Turning 40 is not supposed to be such a big deal, or so John Longenecker thought.
The Oscar-winning movie producer was prepared to face mid-life crises, but he was not ready for the one that struck on Feb. 16, just hours before a surprise birthday party was to held in his honor.
Longenecker, who won an Oscar in 1970 for producing the best short film, "The Resurrection of Broncho Billy," was arrested and spent several hours behind bars in a Beverly Hills jail cell.
When asked by a police officer if he knew why he was taken into custody, Longenecker replied: "I don't know. The only thing I have ever been guilty of is getting a parking ticket."
He was right.
Longenecker had failed to complete court-ordered payments on $3,400 in fines and penalties for 114 parking tickets in 1984-85, issued for illegally parking on city streets between 2:30 and 5 a.m.
Lobbied for Permits
Ironically, Longenecker, who parked on the street because his nine-unit apartment building did not provide a garage space, was one of many tenants who successfully lobbied the City Council in 1985 to provide special permits to park on the street.
Before the change, residents without spaces were forced to park in empty commercial parking lots or across the border in Los Angeles. Longenecker defied the law and began parking on the street after a mugger confronted him late one night in an empty bank lot.
After the law changed, Longenecker said, he thought his fines would be forgiven. But they were not. A warrant was issued for his arrest after he stopped the $40-a-week payments he had agreed to make.
It all caught up with him on Feb. 16.
That day, Longenecker said, getting arrested was the last thing on his mind.
'Had to Take Me In'
Dressed in tattered jeans and a worn-out sweat shirt, he was vacuuming his white 1968 Eldorado near the alley in back of his apartment building when a policewoman drove up and asked him to identify himself. A routine computer check found that a warrant had been issued for his arrest.
"The policewoman was very polite, but she said she still had to take me in," he recalled.
He was frisked and handcuffed before being taken to the station in a patrol car. Once there, he was led down a ramp and up an elevator and through a number of locked doors before being booked and fingerprinted.
"It was a place that you know instantly that you cannot get out of," he said. "The police treated me very, very seriously. This was not fun.
"They told me I had to come up with $500 to get out, but they wouldn't take my American Express card.
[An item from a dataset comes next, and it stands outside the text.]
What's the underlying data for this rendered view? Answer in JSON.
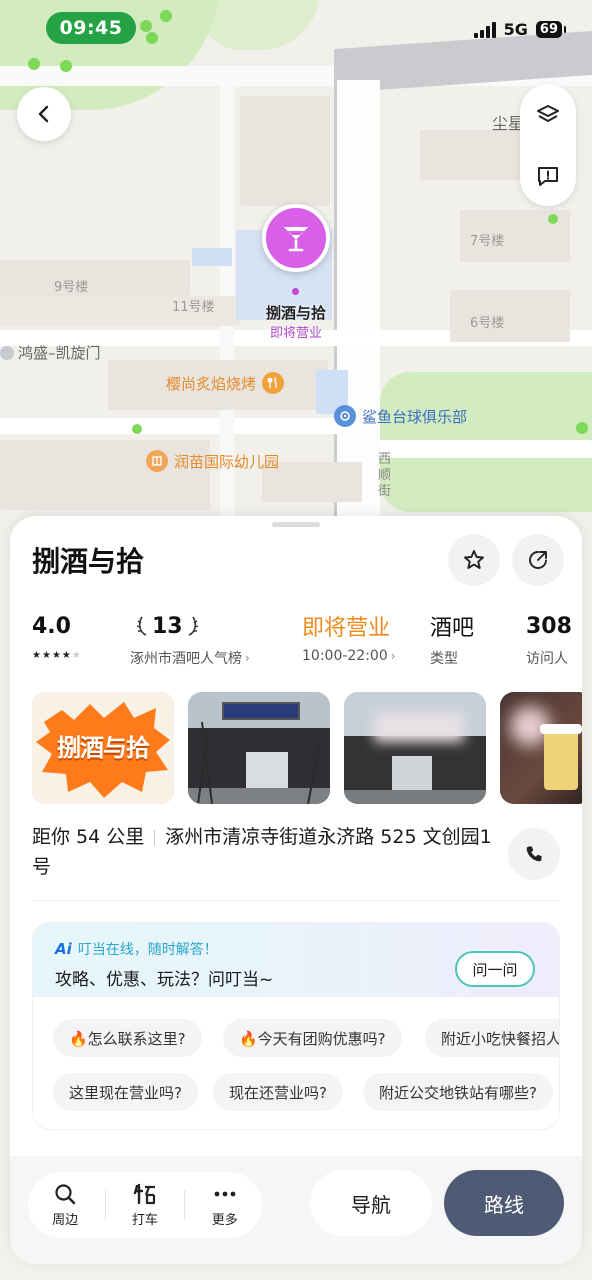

So I had to call my friends for help."
But Longenecker's friends were out preparing for his surprise birthday party.
'Reach Me at Jail'
"I kept getting their taped messages. I said: 'Happy birthday, you can reach me at the Beverly Hills jail. I need $500 to get out,' and I left the phone number."
He left several messages before an officer led him to an empty cell.
"At dinner time, they served a great birthday meal of Salisbury steak, mashed potatoes and a glass of orange Tang," Longenecker said.
Nearly eight hours passed before a friend arrived to bail him out. He was ordered to return to court on March 16 for a hearing.
Longenecker went home, showered and changed clothes. He went to his birthday party, which by then was not such a surprise.
At the court hearing, Sheldon Sacks, Longenecker's attorney, argued that his client had suffered enough. He asked that the remaining fines owed on the parking tickets be dismissed.
"He should have obeyed the law, but his life was threatened," the attorney said. "He got out of his car one day and a man held a gun to his head. After that, he didn't want to take the risk."
Sacks also asked the court to take into account the hundreds of hours that Longenecker has volunteered for Concern for Tenants Rights, a tenants organization, and other community efforts to improve parking in the city.
Beverly Hills Judge Pro Tem Richard E. Ungar dismissed the warrant last week and said that Longenecker's community service satisfied the fine.
"I felt like I had a chance to right a wrong and it felt good," Ungar said.
Ungar said that a few years back he was in a similar predicament. He said he lived in a Beverly Hills apartment that had a garage that entered onto a dark alley.
"There were a lot of problems with this particular alley so I refused to park in the garage late at night," he said. "Well, after a while I had a lot of parking tickets and when I went before the judge, I asked for the option to pay the fine in community service and he agreed."